Posted by Dr. Jay Weiner on Wed, Dec 16, 2015

Hi Dr. Jay –

The city of Boston is trying develop one key measure to help officials track and report how well the city is doing. We’d like to do that in house. How would we go about it?

-Olivia


DrJay_desk-withGoatee.pngHi Olivia,

This is the perfect tie in for big data and the key performance index (KPI). Senior management doesn’t really have time to pour through tables of numbers to see how things are going. What they want is a nice barometer that can be used to summarize overall performance. So, how might one take data from each business unit and aggregate them into a composite score?

We begin the process by understanding all the measures we have. Once we have assembled all of the potential inputs to our key measure, we need to develop a weighting system to aggregate them into one measure. This is often the challenge when working with internal data. We need some key business metric to use as the dependent variable, and these data are often missing in the database.

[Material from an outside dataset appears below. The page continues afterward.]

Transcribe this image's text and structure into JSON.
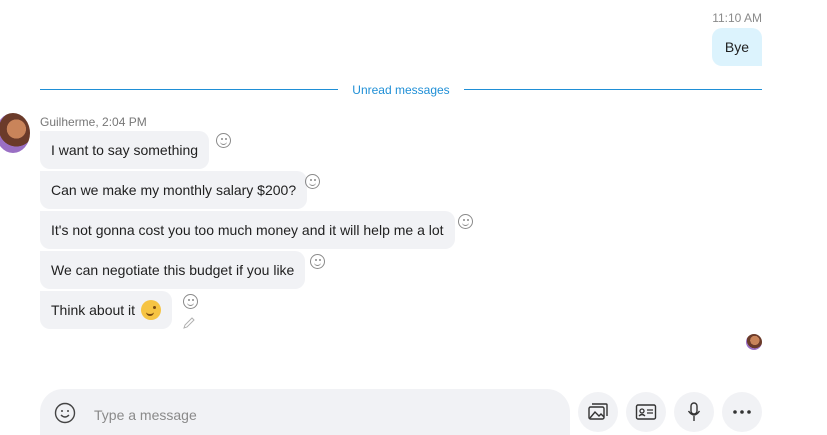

For example, I might have sales by product by customer and maybe even total revenue. Companies often assume that the top revenue clients are the bread and butter for the company. But what if your number one account uses way more corporate resources than any other account? If you’re one of the lucky service companies, you probably charge hours to specific accounts and can easily determine the total cost of servicing each client. If you sell a tangible product, that may be more challenging. Instead of sales by product or total revenue, your business decision metric should be the total cost of doing business with the client or the net profit for each client. It’s unlikely that you capture this data, so let’s figure out how to compute it. Gross profit is easy (net sales – cost of goods sold), but what about other costs like sales calls, customer service calls, and product returns? Look at other internal databases and pull information on how many times your sales reps visited in person or called over the phone, and get an average cost for each of these activities. Then, you can subtract those costs from the gross profit number. Okay, that was an easy one.

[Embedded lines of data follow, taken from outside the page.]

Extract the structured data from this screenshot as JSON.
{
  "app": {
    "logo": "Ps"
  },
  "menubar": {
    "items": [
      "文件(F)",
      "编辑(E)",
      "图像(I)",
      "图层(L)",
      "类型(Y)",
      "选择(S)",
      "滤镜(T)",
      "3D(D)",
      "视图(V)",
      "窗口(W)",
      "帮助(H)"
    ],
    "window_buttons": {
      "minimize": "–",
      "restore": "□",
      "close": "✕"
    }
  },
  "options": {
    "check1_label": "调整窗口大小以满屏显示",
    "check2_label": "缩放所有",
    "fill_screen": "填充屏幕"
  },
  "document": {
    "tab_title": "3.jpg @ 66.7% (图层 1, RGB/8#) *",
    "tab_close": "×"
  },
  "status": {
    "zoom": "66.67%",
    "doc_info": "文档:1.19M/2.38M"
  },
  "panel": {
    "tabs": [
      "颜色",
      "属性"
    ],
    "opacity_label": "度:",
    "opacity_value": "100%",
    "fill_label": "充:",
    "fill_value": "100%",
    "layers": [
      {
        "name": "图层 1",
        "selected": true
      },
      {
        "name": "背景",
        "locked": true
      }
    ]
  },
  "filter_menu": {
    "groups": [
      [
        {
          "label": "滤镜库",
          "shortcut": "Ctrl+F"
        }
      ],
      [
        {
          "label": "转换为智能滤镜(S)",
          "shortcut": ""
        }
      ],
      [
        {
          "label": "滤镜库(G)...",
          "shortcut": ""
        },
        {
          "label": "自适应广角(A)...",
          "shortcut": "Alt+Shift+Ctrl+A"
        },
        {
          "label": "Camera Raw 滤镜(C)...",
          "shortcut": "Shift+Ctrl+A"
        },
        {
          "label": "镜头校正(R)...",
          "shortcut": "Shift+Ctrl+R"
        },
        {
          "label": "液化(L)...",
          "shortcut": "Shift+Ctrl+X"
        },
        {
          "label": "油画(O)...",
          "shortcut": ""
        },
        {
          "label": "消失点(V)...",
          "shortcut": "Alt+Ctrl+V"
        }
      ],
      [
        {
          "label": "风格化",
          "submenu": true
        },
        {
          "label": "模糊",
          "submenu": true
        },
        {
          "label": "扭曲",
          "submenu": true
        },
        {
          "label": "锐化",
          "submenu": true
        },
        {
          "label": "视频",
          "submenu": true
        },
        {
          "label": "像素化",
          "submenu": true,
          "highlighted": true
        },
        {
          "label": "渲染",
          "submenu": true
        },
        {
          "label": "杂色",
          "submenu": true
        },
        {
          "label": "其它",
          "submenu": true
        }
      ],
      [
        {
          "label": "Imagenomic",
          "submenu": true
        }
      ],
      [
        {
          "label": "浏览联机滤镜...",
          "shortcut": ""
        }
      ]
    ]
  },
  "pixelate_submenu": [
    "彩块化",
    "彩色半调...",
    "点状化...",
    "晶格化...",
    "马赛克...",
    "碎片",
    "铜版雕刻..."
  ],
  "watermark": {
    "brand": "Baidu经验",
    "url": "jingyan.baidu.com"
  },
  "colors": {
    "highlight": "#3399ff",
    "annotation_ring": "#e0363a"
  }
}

Let’s look at the city of Boston case for a little more challenging exercise. What types of information is the city using? According to the article you referenced, the city hopes to “corral their data on issues like crime, housing for veterans and Wi-Fi availability and turn them into a single numerical score intended to reflect the city’s overall performance.” So, how do you do that? Let’s consider that some of these things have both income and expense implications. For example, as crime rates go up, the attractiveness of the city drops and it loses residents (income and property tax revenues drop). Adding to the lost revenue, the city has the added cost of providing public safety services. If you add up the net gains/losses from each measure, you would have a possible weighting matrix to aggregate all of the measures into a single score. This allows the mayor to quickly assess changes in how well the city is doing on an ongoing basis. The weights can be used by the resource planners to assess where future investments will offer the greatest pay back.

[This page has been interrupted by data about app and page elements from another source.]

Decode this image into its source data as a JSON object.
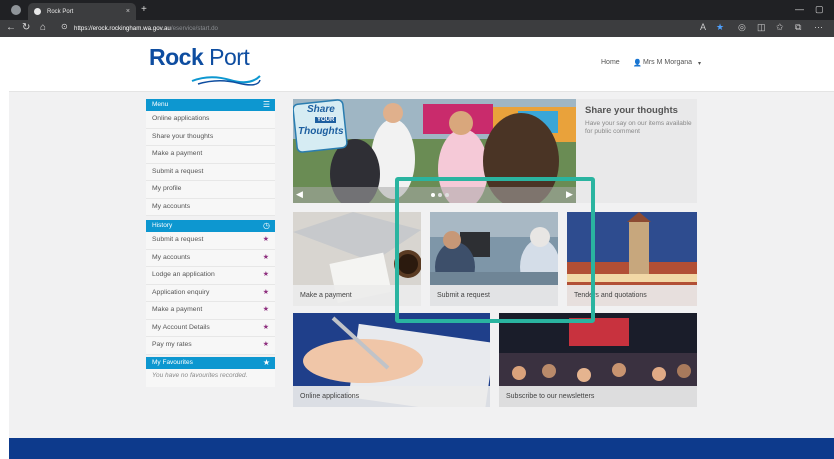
{
  "browser": {
    "tab_title": "Rock Port",
    "tab_close": "×",
    "new_tab": "+",
    "url_host": "https://erock.rockingham.wa.gov.au",
    "url_path": "/eservice/start.do",
    "win_min": "—",
    "win_max": "▢"
  },
  "header": {
    "logo_bold": "Rock",
    "logo_light": "Port",
    "nav_home": "Home",
    "user_name": "Mrs M Morgana",
    "user_caret": "▾"
  },
  "menu": {
    "title": "Menu",
    "items": [
      {
        "label": "Online applications"
      },
      {
        "label": "Share your thoughts"
      },
      {
        "label": "Make a payment"
      },
      {
        "label": "Submit a request"
      },
      {
        "label": "My profile"
      },
      {
        "label": "My accounts"
      }
    ]
  },
  "history": {
    "title": "History",
    "items": [
      {
        "label": "Submit a request"
      },
      {
        "label": "My accounts"
      },
      {
        "label": "Lodge an application"
      },
      {
        "label": "Application enquiry"
      },
      {
        "label": "Make a payment"
      },
      {
        "label": "My Account Details"
      },
      {
        "label": "Pay my rates"
      }
    ]
  },
  "favourites": {
    "title": "My Favourites",
    "empty_text": "You have no favourites recorded."
  },
  "hero": {
    "sign_line1": "Share",
    "sign_line2": "YOUR",
    "sign_line3": "Thoughts",
    "panel_title": "Share your thoughts",
    "panel_text": "Have your say on our items available for public comment"
  },
  "tiles": {
    "payment": "Make a payment",
    "request": "Submit a request",
    "tenders": "Tenders and quotations",
    "online": "Online applications",
    "newsletter": "Subscribe to our newsletters"
  },
  "colors": {
    "brand_blue": "#0e4da0",
    "sidebar_blue": "#0d97d0",
    "highlight": "#2ab4a0",
    "footer": "#0d3a8c"
  }
}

 Dr. Jay is fascinated by all things data. Your data, our data, he doesn’t care what the source. The more data, the happier he is.

Topics: advanced analytics, Boston, big data, Dear Dr. Jay